- _WHAT YOU ARE ASKED TO DO_
Because only the count matters, report how many lines in the material hold the string "JSON" and nothing more.
============
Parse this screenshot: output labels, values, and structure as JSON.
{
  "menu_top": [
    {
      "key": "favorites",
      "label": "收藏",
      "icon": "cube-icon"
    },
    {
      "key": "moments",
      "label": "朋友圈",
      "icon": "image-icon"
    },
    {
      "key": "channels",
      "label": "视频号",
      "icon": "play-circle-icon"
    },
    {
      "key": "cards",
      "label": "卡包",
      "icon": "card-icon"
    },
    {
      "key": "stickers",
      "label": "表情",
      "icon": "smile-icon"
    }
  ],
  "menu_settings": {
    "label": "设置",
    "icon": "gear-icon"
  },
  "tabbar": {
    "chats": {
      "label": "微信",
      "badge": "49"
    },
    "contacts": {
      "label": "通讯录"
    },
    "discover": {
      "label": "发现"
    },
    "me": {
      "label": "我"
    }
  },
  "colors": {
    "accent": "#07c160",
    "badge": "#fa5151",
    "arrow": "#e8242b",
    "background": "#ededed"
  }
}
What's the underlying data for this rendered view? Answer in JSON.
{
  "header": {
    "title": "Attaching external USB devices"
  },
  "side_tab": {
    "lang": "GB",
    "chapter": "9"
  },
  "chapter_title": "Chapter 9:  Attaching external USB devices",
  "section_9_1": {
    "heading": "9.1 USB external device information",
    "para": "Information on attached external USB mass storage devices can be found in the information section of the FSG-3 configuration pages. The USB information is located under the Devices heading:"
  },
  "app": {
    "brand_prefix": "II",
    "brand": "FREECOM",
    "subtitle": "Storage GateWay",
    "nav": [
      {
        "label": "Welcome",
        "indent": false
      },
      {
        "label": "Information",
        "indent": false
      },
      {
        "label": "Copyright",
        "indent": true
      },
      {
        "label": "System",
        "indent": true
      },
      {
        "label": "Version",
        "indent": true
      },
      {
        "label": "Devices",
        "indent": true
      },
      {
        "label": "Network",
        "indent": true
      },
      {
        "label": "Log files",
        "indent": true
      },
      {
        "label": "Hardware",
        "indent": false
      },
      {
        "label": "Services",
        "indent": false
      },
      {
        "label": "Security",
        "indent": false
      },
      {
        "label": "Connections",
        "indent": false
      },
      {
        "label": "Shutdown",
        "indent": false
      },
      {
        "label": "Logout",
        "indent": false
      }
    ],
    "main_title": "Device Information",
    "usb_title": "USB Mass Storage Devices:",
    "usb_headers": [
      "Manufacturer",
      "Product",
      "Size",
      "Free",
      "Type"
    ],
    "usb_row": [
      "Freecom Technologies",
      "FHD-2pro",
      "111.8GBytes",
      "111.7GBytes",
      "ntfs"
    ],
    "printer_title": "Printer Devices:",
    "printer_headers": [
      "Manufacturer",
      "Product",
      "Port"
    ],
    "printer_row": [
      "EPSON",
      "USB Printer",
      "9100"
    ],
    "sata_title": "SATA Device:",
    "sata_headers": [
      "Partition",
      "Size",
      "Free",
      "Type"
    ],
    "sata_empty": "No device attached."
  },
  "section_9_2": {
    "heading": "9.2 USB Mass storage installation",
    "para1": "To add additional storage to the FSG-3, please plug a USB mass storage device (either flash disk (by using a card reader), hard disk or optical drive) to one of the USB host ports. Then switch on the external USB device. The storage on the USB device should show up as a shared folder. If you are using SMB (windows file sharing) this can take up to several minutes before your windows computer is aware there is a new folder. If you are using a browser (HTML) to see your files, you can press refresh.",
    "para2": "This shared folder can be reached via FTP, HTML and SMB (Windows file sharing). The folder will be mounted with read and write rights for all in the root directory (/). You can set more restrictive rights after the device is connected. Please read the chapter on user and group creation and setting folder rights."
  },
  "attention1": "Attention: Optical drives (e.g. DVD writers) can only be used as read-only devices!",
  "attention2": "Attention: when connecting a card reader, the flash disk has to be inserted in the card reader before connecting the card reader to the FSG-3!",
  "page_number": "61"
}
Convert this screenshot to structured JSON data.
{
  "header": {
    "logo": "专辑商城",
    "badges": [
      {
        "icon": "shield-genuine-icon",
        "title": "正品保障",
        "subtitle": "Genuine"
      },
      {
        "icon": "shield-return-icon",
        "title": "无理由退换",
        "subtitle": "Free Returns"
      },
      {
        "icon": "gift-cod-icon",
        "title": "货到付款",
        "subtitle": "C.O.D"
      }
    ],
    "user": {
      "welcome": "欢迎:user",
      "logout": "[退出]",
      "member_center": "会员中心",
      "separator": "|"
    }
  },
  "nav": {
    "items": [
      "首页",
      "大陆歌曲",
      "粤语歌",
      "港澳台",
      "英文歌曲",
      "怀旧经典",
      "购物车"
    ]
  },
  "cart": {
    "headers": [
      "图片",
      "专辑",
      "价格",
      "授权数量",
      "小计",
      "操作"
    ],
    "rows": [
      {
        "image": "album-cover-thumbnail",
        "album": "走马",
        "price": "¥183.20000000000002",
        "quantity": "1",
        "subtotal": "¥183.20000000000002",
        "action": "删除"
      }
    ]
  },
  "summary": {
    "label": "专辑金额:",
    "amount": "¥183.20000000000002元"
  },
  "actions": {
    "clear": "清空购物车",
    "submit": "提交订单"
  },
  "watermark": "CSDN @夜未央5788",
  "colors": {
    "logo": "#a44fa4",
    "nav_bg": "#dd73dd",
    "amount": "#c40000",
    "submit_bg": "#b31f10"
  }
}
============
- _TASK OUTPUT_
3